Given information ::
----
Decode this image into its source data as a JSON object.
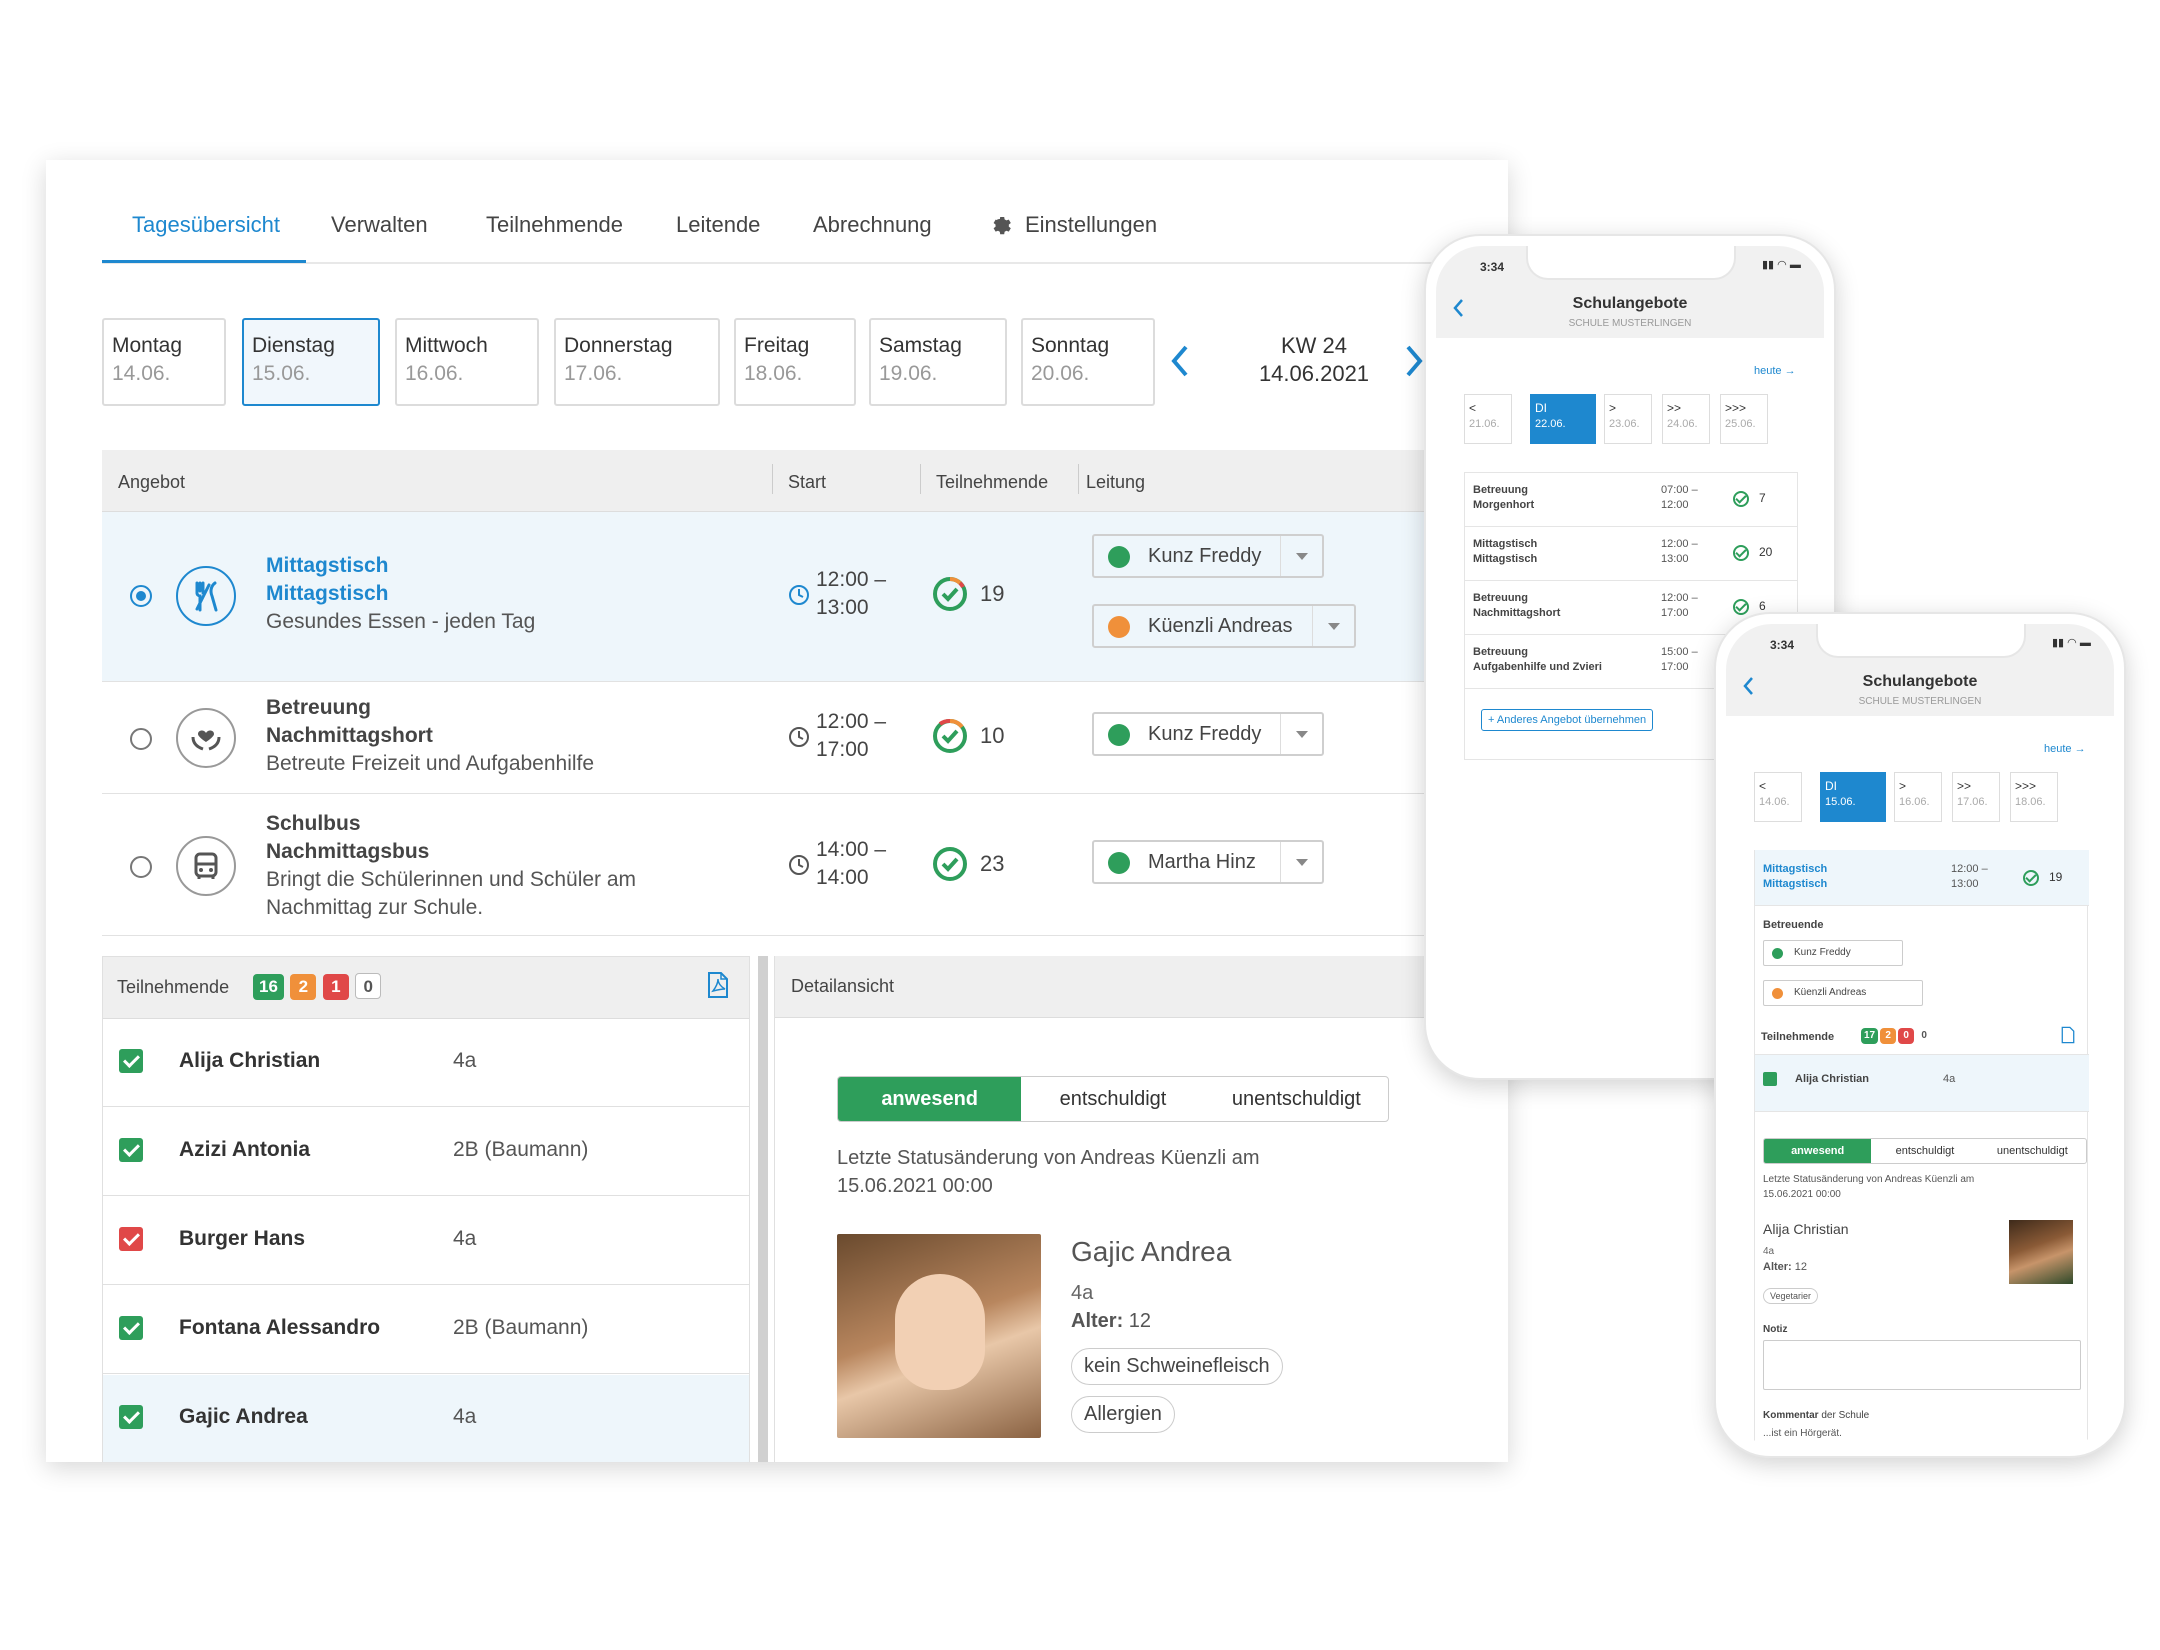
{
  "tabs": [
    "Tagesübersicht",
    "Verwalten",
    "Teilnehmende",
    "Leitende",
    "Abrechnung",
    "Einstellungen"
  ],
  "days": [
    {
      "name": "Montag",
      "date": "14.06."
    },
    {
      "name": "Dienstag",
      "date": "15.06."
    },
    {
      "name": "Mittwoch",
      "date": "16.06."
    },
    {
      "name": "Donnerstag",
      "date": "17.06."
    },
    {
      "name": "Freitag",
      "date": "18.06."
    },
    {
      "name": "Samstag",
      "date": "19.06."
    },
    {
      "name": "Sonntag",
      "date": "20.06."
    }
  ],
  "week": {
    "label": "KW 24",
    "date": "14.06.2021"
  },
  "table": {
    "headers": [
      "Angebot",
      "Start",
      "Teilnehmende",
      "Leitung"
    ],
    "rows": [
      {
        "line1": "Mittagstisch",
        "line2": "Mittagstisch",
        "line3": "Gesundes Essen - jeden Tag",
        "start": "12:00 –",
        "end": "13:00",
        "count": "19",
        "leaders": [
          "Kunz Freddy",
          "Küenzli Andreas"
        ]
      },
      {
        "line1": "Betreuung",
        "line2": "Nachmittagshort",
        "line3": "Betreute Freizeit und Aufgabenhilfe",
        "start": "12:00 –",
        "end": "17:00",
        "count": "10",
        "leaders": [
          "Kunz Freddy"
        ]
      },
      {
        "line1": "Schulbus",
        "line2": "Nachmittagsbus",
        "line3": "Bringt die Schülerinnen und Schüler am",
        "line4": "Nachmittag zur Schule.",
        "start": "14:00 –",
        "end": "14:00",
        "count": "23",
        "leaders": [
          "Martha Hinz"
        ]
      }
    ]
  },
  "participants": {
    "title": "Teilnehmende",
    "badges": [
      "16",
      "2",
      "1",
      "0"
    ],
    "list": [
      {
        "name": "Alija Christian",
        "class": "4a",
        "status": "present"
      },
      {
        "name": "Azizi Antonia",
        "class": "2B (Baumann)",
        "status": "present"
      },
      {
        "name": "Burger Hans",
        "class": "4a",
        "status": "absent"
      },
      {
        "name": "Fontana Alessandro",
        "class": "2B (Baumann)",
        "status": "present"
      },
      {
        "name": "Gajic Andrea",
        "class": "4a",
        "status": "present"
      }
    ]
  },
  "detail": {
    "title": "Detailansicht",
    "segments": [
      "anwesend",
      "entschuldigt",
      "unentschuldigt"
    ],
    "status_line1": "Letzte Statusänderung von Andreas Küenzli am",
    "status_line2": "15.06.2021 00:00",
    "name": "Gajic Andrea",
    "class": "4a",
    "age_label": "Alter:",
    "age": "12",
    "tags": [
      "kein Schweinefleisch",
      "Allergien"
    ]
  },
  "phone1": {
    "time": "3:34",
    "title": "Schulangebote",
    "subtitle": "SCHULE MUSTERLINGEN",
    "today": "heute",
    "days": [
      {
        "a": "<",
        "d": "21.06."
      },
      {
        "a": "DI",
        "d": "22.06."
      },
      {
        "a": ">",
        "d": "23.06."
      },
      {
        "a": ">>",
        "d": "24.06."
      },
      {
        "a": ">>>",
        "d": "25.06."
      }
    ],
    "rows": [
      {
        "l1": "Betreuung",
        "l2": "Morgenhort",
        "t1": "07:00 –",
        "t2": "12:00",
        "c": "7"
      },
      {
        "l1": "Mittagstisch",
        "l2": "Mittagstisch",
        "t1": "12:00 –",
        "t2": "13:00",
        "c": "20"
      },
      {
        "l1": "Betreuung",
        "l2": "Nachmittagshort",
        "t1": "12:00 –",
        "t2": "17:00",
        "c": "6"
      },
      {
        "l1": "Betreuung",
        "l2": "Aufgabenhilfe und Zvieri",
        "t1": "15:00 –",
        "t2": "17:00",
        "c": ""
      }
    ],
    "button": "+ Anderes Angebot übernehmen"
  },
  "phone2": {
    "time": "3:34",
    "title": "Schulangebote",
    "subtitle": "SCHULE MUSTERLINGEN",
    "today": "heute",
    "days": [
      {
        "a": "<",
        "d": "14.06."
      },
      {
        "a": "DI",
        "d": "15.06."
      },
      {
        "a": ">",
        "d": "16.06."
      },
      {
        "a": ">>",
        "d": "17.06."
      },
      {
        "a": ">>>",
        "d": "18.06."
      }
    ],
    "offer": {
      "l1": "Mittagstisch",
      "l2": "Mittagstisch",
      "t1": "12:00 –",
      "t2": "13:00",
      "c": "19"
    },
    "leaders_title": "Betreuende",
    "leaders": [
      "Kunz Freddy",
      "Küenzli Andreas"
    ],
    "part_title": "Teilnehmende",
    "badges": [
      "17",
      "2",
      "0",
      "0"
    ],
    "person": {
      "name": "Alija Christian",
      "class": "4a"
    },
    "segments": [
      "anwesend",
      "entschuldigt",
      "unentschuldigt"
    ],
    "status_line1": "Letzte Statusänderung von Andreas Küenzli am",
    "status_line2": "15.06.2021 00:00",
    "detail_name": "Alija Christian",
    "detail_class": "4a",
    "age_label": "Alter:",
    "age": "12",
    "tag": "Vegetarier",
    "note_label": "Notiz",
    "comment_label": "Kommentar",
    "comment_suffix": "der Schule",
    "comment_text": "...ist ein Hörgerät."
  },
  "colors": {
    "accent": "#1e88cf",
    "green": "#2e9e5b",
    "orange": "#f0903a",
    "red": "#e04848"
  }
}
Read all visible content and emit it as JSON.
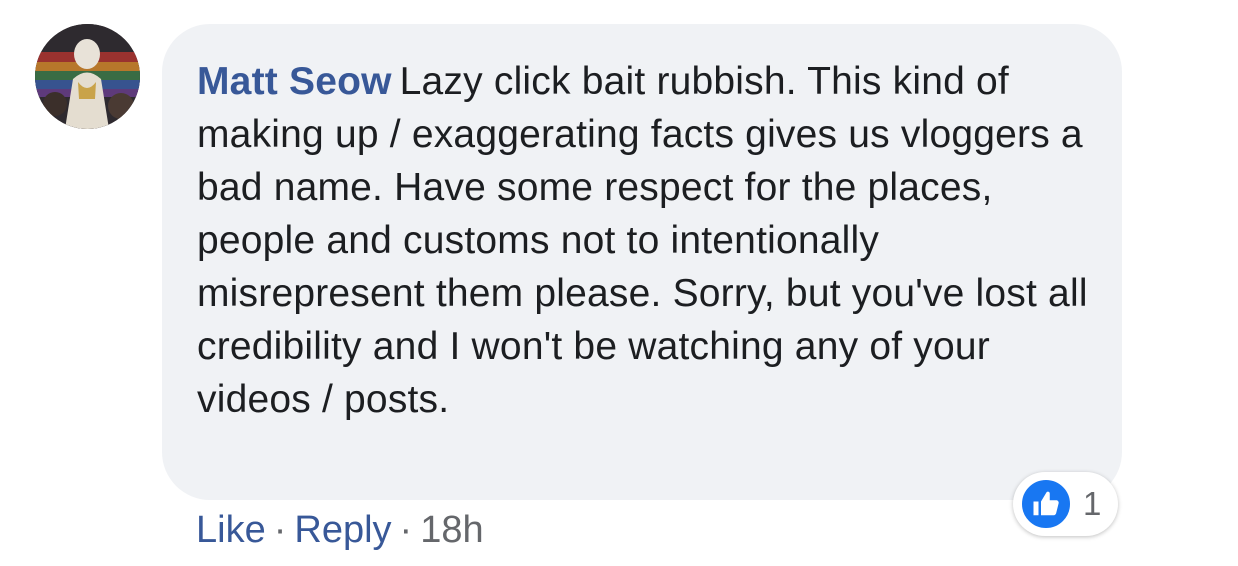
{
  "comment": {
    "author": "Matt Seow",
    "text": "Lazy click bait rubbish. This kind of making up / exaggerating facts gives us vloggers a bad name. Have some respect for the places, people and customs not to intentionally misrepresent them please. Sorry, but you've lost all credibility and I won't be watching any of your videos / posts."
  },
  "actions": {
    "like_label": "Like",
    "separator": "·",
    "reply_label": "Reply",
    "timestamp": "18h"
  },
  "reactions": {
    "icon": "thumbs-up-icon",
    "count": "1",
    "color": "#1877f2"
  },
  "colors": {
    "author": "#385898",
    "bubble": "#f0f2f5",
    "meta": "#65676b"
  }
}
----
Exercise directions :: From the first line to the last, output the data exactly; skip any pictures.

Task output ::
Decode this image into its source data as a JSON object.
{
  "tabs": [
    "Tagesübersicht",
    "Verwalten",
    "Teilnehmende",
    "Leitende",
    "Abrechnung",
    "Einstellungen"
  ],
  "days": [
    {
      "name": "Montag",
      "date": "14.06."
    },
    {
      "name": "Dienstag",
      "date": "15.06."
    },
    {
      "name": "Mittwoch",
      "date": "16.06."
    },
    {
      "name": "Donnerstag",
      "date": "17.06."
    },
    {
      "name": "Freitag",
      "date": "18.06."
    },
    {
      "name": "Samstag",
      "date": "19.06."
    },
    {
      "name": "Sonntag",
      "date": "20.06."
    }
  ],
  "week": {
    "label": "KW 24",
    "date": "14.06.2021"
  },
  "table": {
    "headers": [
      "Angebot",
      "Start",
      "Teilnehmende",
      "Leitung"
    ],
    "rows": [
      {
        "line1": "Mittagstisch",
        "line2": "Mittagstisch",
        "line3": "Gesundes Essen - jeden Tag",
        "start": "12:00 –",
        "end": "13:00",
        "count": "19",
        "leaders": [
          "Kunz Freddy",
          "Küenzli Andreas"
        ]
      },
      {
        "line1": "Betreuung",
        "line2": "Nachmittagshort",
        "line3": "Betreute Freizeit und Aufgabenhilfe",
        "start": "12:00 –",
        "end": "17:00",
        "count": "10",
        "leaders": [
          "Kunz Freddy"
        ]
      },
      {
        "line1": "Schulbus",
        "line2": "Nachmittagsbus",
        "line3": "Bringt die Schülerinnen und Schüler am",
        "line4": "Nachmittag zur Schule.",
        "start": "14:00 –",
        "end": "14:00",
        "count": "23",
        "leaders": [
          "Martha Hinz"
        ]
      }
    ]
  },
  "participants": {
    "title": "Teilnehmende",
    "badges": [
      "16",
      "2",
      "1",
      "0"
    ],
    "list": [
      {
        "name": "Alija Christian",
        "class": "4a",
        "status": "present"
      },
      {
        "name": "Azizi Antonia",
        "class": "2B (Baumann)",
        "status": "present"
      },
      {
        "name": "Burger Hans",
        "class": "4a",
        "status": "absent"
      },
      {
        "name": "Fontana Alessandro",
        "class": "2B (Baumann)",
        "status": "present"
      },
      {
        "name": "Gajic Andrea",
        "class": "4a",
        "status": "present"
      }
    ]
  },
  "detail": {
    "title": "Detailansicht",
    "segments": [
      "anwesend",
      "entschuldigt",
      "unentschuldigt"
    ],
    "status_line1": "Letzte Statusänderung von Andreas Küenzli am",
    "status_line2": "15.06.2021 00:00",
    "name": "Gajic Andrea",
    "class": "4a",
    "age_label": "Alter:",
    "age": "12",
    "tags": [
      "kein Schweinefleisch",
      "Allergien"
    ]
  },
  "phone1": {
    "time": "3:34",
    "title": "Schulangebote",
    "subtitle": "SCHULE MUSTERLINGEN",
    "today": "heute",
    "days": [
      {
        "a": "<",
        "d": "21.06."
      },
      {
        "a": "DI",
        "d": "22.06."
      },
      {
        "a": ">",
        "d": "23.06."
      },
      {
        "a": ">>",
        "d": "24.06."
      },
      {
        "a": ">>>",
        "d": "25.06."
      }
    ],
    "rows": [
      {
        "l1": "Betreuung",
        "l2": "Morgenhort",
        "t1": "07:00 –",
        "t2": "12:00",
        "c": "7"
      },
      {
        "l1": "Mittagstisch",
        "l2": "Mittagstisch",
        "t1": "12:00 –",
        "t2": "13:00",
        "c": "20"
      },
      {
        "l1": "Betreuung",
        "l2": "Nachmittagshort",
        "t1": "12:00 –",
        "t2": "17:00",
        "c": "6"
      },
      {
        "l1": "Betreuung",
        "l2": "Aufgabenhilfe und Zvieri",
        "t1": "15:00 –",
        "t2": "17:00",
        "c": ""
      }
    ],
    "button": "+ Anderes Angebot übernehmen"
  },
  "phone2": {
    "time": "3:34",
    "title": "Schulangebote",
    "subtitle": "SCHULE MUSTERLINGEN",
    "today": "heute",
    "days": [
      {
        "a": "<",
        "d": "14.06."
      },
      {
        "a": "DI",
        "d": "15.06."
      },
      {
        "a": ">",
        "d": "16.06."
      },
      {
        "a": ">>",
        "d": "17.06."
      },
      {
        "a": ">>>",
        "d": "18.06."
      }
    ],
    "offer": {
      "l1": "Mittagstisch",
      "l2": "Mittagstisch",
      "t1": "12:00 –",
      "t2": "13:00",
      "c": "19"
    },
    "leaders_title": "Betreuende",
    "leaders": [
      "Kunz Freddy",
      "Küenzli Andreas"
    ],
    "part_title": "Teilnehmende",
    "badges": [
      "17",
      "2",
      "0",
      "0"
    ],
    "person": {
      "name": "Alija Christian",
      "class": "4a"
    },
    "segments": [
      "anwesend",
      "entschuldigt",
      "unentschuldigt"
    ],
    "status_line1": "Letzte Statusänderung von Andreas Küenzli am",
    "status_line2": "15.06.2021 00:00",
    "detail_name": "Alija Christian",
    "detail_class": "4a",
    "age_label": "Alter:",
    "age": "12",
    "tag": "Vegetarier",
    "note_label": "Notiz",
    "comment_label": "Kommentar",
    "comment_suffix": "der Schule",
    "comment_text": "...ist ein Hörgerät."
  },
  "colors": {
    "accent": "#1e88cf",
    "green": "#2e9e5b",
    "orange": "#f0903a",
    "red": "#e04848"
  }
}
Read all visible content and emit it as JSON.
{
  "comment": {
    "author": "Matt Seow",
    "text": "Lazy click bait rubbish. This kind of making up / exaggerating facts gives us vloggers a bad name. Have some respect for the places, people and customs not to intentionally misrepresent them please. Sorry, but you've lost all credibility and I won't be watching any of your videos / posts."
  },
  "actions": {
    "like_label": "Like",
    "separator": "·",
    "reply_label": "Reply",
    "timestamp": "18h"
  },
  "reactions": {
    "icon": "thumbs-up-icon",
    "count": "1",
    "color": "#1877f2"
  },
  "colors": {
    "author": "#385898",
    "bubble": "#f0f2f5",
    "meta": "#65676b"
  }
}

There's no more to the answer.